Online gaming is on the increase, fuelled by the restrictive nature of our lives in 2020.
Where once people could meet and play their favourite games or sports, this year they have been forced to do so virtually. This is not necessarily traditional eSports such as League of Legends or Dota 2 either, but it has applied to a much wider demographic within the population.
Families have perhaps come together over Zoom to play online games, or amateur gamers may have found the only way to stay in touch with family and friends is with a bit of online bingo or poker.
Indeed, more people are turning to their computer or mobile device for their gaming needs than ever before. As the Gala Bingo guide to playing with friends virtually explains, groups of people are coming together who would perhaps not usually do so online. Newcomers to any industry mean, to a degree, a lack of online savvy and maybe certain risks. Online gaming has always provided certain risks for gamers, going back many years, but there are ways you can protect yourself, as we explore below.
Boost Network Security
Home networks became much more vulnerable with the introduction of Wi-Fi, but in the modern age, the risks can be even higher. With an Alexa or other home assistants linking to your accounts, your data is more at risk than ever. At home, this might not be as significant, but if you are playing games on the move, over public Wi-Fi, then you are at a huge risk.

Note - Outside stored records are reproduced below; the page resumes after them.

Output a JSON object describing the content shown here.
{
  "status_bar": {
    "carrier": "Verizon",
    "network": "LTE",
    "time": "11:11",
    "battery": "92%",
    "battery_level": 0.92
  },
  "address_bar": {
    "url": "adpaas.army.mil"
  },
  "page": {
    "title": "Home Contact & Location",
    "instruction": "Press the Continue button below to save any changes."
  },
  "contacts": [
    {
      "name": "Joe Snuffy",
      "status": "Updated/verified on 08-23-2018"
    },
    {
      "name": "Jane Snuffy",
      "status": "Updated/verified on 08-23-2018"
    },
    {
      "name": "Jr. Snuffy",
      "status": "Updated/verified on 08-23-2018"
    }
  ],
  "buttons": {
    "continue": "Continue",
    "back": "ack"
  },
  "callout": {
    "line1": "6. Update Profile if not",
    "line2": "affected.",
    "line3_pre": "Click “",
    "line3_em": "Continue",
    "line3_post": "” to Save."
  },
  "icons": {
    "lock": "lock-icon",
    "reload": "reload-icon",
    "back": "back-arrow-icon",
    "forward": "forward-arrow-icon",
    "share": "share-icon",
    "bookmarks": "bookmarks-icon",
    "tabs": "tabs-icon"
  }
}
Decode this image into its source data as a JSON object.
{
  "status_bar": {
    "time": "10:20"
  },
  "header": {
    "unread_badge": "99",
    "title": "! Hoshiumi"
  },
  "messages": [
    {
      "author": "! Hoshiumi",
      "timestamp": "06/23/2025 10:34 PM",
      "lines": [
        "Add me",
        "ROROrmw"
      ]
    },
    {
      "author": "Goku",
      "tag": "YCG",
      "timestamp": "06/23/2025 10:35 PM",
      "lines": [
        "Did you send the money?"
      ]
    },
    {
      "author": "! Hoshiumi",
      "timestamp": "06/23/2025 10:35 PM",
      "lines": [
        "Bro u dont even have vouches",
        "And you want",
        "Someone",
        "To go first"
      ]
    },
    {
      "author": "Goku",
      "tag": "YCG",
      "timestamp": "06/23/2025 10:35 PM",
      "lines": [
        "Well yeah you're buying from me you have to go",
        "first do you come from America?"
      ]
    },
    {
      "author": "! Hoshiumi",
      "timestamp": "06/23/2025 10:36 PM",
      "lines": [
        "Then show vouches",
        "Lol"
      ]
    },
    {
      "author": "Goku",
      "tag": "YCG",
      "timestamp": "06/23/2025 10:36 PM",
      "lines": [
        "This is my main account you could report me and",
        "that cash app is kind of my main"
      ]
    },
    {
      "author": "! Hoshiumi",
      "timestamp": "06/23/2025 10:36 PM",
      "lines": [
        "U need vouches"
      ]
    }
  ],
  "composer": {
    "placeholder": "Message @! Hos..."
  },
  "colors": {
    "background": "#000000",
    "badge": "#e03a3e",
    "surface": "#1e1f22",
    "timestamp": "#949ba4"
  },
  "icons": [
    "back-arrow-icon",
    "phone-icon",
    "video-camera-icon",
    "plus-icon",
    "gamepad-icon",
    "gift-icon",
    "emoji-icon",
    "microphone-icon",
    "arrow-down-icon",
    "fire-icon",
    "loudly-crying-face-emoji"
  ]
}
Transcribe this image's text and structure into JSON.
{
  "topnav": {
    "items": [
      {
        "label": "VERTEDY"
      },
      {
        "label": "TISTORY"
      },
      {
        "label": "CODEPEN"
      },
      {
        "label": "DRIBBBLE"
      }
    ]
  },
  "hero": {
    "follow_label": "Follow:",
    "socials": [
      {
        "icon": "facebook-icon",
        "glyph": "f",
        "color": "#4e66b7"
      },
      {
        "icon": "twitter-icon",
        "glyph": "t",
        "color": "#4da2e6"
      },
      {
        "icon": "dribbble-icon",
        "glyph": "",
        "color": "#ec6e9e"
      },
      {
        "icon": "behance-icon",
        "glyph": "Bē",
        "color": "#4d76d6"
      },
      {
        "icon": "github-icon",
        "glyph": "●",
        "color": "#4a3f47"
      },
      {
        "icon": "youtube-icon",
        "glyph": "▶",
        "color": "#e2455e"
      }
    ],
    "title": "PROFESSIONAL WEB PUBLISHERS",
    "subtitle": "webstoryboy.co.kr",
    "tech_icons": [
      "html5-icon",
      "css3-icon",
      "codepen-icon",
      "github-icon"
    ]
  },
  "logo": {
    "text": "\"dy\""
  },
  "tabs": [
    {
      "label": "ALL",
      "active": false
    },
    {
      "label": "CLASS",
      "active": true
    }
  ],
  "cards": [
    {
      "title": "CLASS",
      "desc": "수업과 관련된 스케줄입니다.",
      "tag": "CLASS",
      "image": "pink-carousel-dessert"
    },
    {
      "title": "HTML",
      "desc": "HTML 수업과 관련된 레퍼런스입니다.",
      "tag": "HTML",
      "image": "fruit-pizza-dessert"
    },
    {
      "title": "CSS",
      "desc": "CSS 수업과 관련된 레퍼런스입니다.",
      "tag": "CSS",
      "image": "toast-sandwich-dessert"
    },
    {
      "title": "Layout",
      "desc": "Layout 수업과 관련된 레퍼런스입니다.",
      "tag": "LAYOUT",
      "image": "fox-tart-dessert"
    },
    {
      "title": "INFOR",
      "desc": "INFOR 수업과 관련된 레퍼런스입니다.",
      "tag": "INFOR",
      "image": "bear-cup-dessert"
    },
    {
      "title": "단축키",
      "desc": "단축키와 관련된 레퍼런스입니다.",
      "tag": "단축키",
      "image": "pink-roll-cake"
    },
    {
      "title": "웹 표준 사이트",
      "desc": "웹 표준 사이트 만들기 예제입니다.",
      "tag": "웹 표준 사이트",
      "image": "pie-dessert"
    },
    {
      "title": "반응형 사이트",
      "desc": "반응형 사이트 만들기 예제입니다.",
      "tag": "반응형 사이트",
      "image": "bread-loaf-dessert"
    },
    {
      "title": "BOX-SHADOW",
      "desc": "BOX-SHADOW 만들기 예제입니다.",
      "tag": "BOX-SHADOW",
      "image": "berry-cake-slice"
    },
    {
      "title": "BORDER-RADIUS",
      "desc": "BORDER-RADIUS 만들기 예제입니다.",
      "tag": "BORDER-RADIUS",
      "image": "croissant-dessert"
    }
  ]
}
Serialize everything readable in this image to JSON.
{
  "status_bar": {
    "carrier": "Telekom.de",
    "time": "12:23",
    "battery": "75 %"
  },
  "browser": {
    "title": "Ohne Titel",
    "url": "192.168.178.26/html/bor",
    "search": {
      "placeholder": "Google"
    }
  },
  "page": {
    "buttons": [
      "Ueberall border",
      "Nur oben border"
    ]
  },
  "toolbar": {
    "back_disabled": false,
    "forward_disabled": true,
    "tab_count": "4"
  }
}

Try using a Virtual Private Network, or VPN, to protect yourself and your data.
Use a Firewall
If you are gaming at home, then a firewall is a great additional deterrent to hackers and security risks. Even if your home network is protected, a firewall acts as a secondary barrier, and not only protects your computer and the like, but also items you may have connected to a home assistant, such as a smart thermostat or appliance, which may not have its own security measures. A firewall will help prevent people from maliciously attacking you whilst you are gaming online.
Weak passwords are a scammer’s dream, and implementing a robust password policy in which you change regularly and use many different ones is particularly important. If you do fall foul to a scam on one platform or game, having the same password across several sites means they too are all exposed. You can minimise the risk by having a password management program to help you ensure all your logins, for games, social media and apps, have different passwords and are thus protected to a greater level against malignant forces.
Not all threats from online gaming come in invisible form. Increasingly, scammers and hackers are turning to gaming as a route into people’s lives. One app, Words With Friends, is a method of playing Scrabble online, but it has been plagued by romance scammers, people who look to befriend the vulnerable and take money from them. Even playing games within social media apps such as Facebook can be risky with malignant files often seemingly from friends able to steal passwords and information. As a rule of thumb, be wary of opening any attachment that you are not expecting, and be vigilant when talking to someone you do not know.